  17. 17.  Legalized euthanasia would most likely progress to the stage where people at a certain point would be expected to volunteer to be killed Think about this: What if your veterinarian said that your ill dog would be better of “put out of her misery” by being “put to sleep” and you refused to consent. What would the vet and his assistants think? What would your friends think?
  18. 18.  Ten years from now, if a doctor told you your mother’s “quality of life” was not worth living for and asked you as the closest family member to approve a “quick painless ending of her life” and you refused. How would doctors, nurses and others, conditioned to accept euthanasia as normal and right, treat you and your mother?? Or, what if the approval was sought from your mother, who was depressed by her illness? Would she have the strength to refuse what everyone in the nursing home “expected” from seriously ill elderly people????
  19. 19. The movement from voluntary to involuntaryeuthanasia would be like the movement ofabortion from “only for the life or health ofthe mother” as was proclaimed by advocates30 years ago to today’s “abortion on demandeven if the baby is half born.Euthanasia people state that abortion issomething people choose- it is not forced onthem and that voluntary euthanasia will notbe forced on them either
  20. 20.  They are missing the main point – it is not an issue of force – it is an issue of the way laws against an action can be broadened and expanded once something is declared legal. You don’t need to be against abortion to appreciate the way the laws on abortion have changed and to see how it could well happen the same way with euthanasia/ assisted suicide as soon as the door is opened to make legal.
  21. 21.  Euthanasia is a rejection of the importance and value of human life.  People who support euthanasia often say that it is already considered permissible to take human life under some circumstances such as self defense – but they miss the point that when one kills for self defense they are saving innocent life – either their own or someone’s life is being saved – life is only taken.
  22. 22.  History has taught this and that is why there are only two countries in the world today where euthanasia is legal. That is why almost all societies – even non- religious ones – for thousands of years have made euthanasia a crime.
  23. 23.  It is remarkable that euthanasia advocates today think they know better than the billions of people throughout history who have outlawed euthanasia  What makes the 50 years old euthanasia supporters in 2004 so wise that they think they can discard the accumulated wisdom of almost all societies of all time and open the door to the killing of innocent people?
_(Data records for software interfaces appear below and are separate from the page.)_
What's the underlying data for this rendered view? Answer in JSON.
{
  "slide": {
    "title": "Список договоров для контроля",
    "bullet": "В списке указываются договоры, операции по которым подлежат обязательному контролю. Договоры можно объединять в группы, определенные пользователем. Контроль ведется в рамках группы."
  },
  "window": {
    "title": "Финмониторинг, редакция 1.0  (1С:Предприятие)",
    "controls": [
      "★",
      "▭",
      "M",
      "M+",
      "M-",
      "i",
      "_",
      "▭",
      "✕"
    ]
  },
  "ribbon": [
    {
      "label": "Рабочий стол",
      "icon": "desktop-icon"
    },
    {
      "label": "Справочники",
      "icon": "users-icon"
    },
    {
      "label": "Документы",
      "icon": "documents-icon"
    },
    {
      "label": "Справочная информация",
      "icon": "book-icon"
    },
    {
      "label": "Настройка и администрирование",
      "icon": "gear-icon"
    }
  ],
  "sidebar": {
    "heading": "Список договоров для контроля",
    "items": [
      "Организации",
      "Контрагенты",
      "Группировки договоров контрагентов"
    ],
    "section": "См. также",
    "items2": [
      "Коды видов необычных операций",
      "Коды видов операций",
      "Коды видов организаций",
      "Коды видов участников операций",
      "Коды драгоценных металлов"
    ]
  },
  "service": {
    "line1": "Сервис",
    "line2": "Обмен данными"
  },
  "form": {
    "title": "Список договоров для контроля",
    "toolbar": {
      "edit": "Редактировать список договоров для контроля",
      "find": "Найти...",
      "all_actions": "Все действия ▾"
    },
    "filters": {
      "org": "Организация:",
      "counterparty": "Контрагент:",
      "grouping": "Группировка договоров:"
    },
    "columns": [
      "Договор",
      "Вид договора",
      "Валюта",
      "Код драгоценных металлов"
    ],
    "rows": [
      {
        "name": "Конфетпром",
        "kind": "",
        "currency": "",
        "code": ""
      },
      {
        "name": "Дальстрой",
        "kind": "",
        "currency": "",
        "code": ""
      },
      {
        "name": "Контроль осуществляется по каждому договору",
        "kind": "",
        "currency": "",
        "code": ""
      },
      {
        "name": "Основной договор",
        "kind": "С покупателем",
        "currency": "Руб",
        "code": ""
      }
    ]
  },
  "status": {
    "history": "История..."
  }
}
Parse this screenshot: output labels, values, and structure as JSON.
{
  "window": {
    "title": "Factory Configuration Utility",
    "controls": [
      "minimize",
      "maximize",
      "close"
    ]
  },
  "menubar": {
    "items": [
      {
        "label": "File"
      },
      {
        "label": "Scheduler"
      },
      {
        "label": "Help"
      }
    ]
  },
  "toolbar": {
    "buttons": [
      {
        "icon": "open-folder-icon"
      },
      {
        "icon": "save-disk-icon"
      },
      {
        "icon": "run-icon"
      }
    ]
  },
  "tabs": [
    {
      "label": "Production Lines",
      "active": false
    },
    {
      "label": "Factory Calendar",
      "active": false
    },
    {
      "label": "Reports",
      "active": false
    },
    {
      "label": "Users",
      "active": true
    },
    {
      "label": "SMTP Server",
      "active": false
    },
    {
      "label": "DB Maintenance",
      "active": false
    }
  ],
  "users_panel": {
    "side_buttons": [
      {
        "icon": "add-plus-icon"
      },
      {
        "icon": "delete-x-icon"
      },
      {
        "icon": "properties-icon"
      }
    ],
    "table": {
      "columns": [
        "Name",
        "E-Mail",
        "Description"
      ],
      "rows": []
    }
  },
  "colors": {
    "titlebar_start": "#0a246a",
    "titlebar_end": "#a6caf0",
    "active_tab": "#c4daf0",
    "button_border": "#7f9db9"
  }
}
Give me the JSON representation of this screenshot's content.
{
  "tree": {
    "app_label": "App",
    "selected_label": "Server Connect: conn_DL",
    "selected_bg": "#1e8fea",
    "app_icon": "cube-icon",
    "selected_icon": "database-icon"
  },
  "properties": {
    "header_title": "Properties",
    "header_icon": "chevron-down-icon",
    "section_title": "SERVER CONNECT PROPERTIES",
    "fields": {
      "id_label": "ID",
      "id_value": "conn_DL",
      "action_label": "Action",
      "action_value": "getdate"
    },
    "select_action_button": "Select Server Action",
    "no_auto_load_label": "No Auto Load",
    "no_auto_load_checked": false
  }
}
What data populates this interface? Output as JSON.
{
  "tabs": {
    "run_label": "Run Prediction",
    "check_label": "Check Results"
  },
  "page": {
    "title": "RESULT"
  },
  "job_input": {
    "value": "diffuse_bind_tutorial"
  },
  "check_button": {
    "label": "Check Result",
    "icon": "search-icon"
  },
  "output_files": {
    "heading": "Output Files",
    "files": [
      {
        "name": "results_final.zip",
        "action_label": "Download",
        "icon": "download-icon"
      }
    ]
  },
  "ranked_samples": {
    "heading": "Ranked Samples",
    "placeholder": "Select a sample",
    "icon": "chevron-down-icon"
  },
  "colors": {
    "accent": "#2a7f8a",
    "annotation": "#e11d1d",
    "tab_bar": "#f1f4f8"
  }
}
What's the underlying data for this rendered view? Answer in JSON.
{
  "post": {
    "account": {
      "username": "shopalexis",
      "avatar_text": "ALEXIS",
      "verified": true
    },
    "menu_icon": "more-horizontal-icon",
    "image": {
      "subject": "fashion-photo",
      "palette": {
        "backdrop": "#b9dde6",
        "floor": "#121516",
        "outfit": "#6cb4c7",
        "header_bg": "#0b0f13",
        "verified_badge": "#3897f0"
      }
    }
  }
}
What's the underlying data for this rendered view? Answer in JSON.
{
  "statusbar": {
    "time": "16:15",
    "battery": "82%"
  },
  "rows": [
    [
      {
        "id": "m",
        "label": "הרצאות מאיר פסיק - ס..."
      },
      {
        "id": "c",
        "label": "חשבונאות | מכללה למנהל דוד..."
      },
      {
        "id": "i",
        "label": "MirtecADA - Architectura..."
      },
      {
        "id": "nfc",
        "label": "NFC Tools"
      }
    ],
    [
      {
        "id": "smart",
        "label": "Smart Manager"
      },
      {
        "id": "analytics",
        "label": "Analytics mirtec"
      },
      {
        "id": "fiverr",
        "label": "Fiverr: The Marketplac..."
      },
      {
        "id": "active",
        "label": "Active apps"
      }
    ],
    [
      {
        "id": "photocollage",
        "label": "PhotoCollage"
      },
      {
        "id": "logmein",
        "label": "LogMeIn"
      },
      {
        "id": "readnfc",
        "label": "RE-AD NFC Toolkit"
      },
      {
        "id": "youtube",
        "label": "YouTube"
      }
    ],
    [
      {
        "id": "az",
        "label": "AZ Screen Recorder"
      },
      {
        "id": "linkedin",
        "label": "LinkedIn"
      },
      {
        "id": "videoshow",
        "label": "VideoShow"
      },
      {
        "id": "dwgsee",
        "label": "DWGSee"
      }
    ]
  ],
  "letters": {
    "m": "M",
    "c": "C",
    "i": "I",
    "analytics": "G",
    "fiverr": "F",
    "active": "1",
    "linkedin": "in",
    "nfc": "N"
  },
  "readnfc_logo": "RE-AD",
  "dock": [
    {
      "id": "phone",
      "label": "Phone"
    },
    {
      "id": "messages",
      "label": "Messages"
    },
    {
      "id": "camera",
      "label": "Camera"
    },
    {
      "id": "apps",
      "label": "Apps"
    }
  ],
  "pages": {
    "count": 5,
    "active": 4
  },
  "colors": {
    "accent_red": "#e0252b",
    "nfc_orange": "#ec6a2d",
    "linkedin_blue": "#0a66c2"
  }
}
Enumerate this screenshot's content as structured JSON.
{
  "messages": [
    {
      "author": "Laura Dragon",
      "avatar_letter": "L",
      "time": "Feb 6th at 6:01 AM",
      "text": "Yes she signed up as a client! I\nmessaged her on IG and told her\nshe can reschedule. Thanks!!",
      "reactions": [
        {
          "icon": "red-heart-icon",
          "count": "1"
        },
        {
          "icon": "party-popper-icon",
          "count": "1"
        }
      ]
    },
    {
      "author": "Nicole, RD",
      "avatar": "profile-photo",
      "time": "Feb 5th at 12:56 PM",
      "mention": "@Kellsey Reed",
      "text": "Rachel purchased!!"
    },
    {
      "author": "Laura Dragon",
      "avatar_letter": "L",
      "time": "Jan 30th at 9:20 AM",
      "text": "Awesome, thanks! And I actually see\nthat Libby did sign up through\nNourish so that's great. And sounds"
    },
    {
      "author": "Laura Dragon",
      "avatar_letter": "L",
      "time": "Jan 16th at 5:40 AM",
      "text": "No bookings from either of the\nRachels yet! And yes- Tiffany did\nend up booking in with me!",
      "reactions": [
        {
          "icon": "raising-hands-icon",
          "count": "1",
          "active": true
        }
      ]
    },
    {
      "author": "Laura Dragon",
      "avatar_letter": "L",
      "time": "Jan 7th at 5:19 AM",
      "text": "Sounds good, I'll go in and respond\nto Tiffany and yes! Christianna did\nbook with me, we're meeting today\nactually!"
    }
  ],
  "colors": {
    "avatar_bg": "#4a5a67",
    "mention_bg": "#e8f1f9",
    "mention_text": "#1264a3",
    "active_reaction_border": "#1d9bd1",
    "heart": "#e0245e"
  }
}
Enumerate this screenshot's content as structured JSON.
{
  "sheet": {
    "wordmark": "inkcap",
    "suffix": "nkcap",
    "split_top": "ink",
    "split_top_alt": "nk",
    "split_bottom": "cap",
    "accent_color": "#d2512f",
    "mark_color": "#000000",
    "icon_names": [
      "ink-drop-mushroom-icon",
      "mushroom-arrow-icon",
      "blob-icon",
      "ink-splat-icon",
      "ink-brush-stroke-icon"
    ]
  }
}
  24. 24.  Have things changed? If they have, they are changes that should logically reduce the call for euthanasia – pain control medicines and procedure are far better than they have ever been any time in history.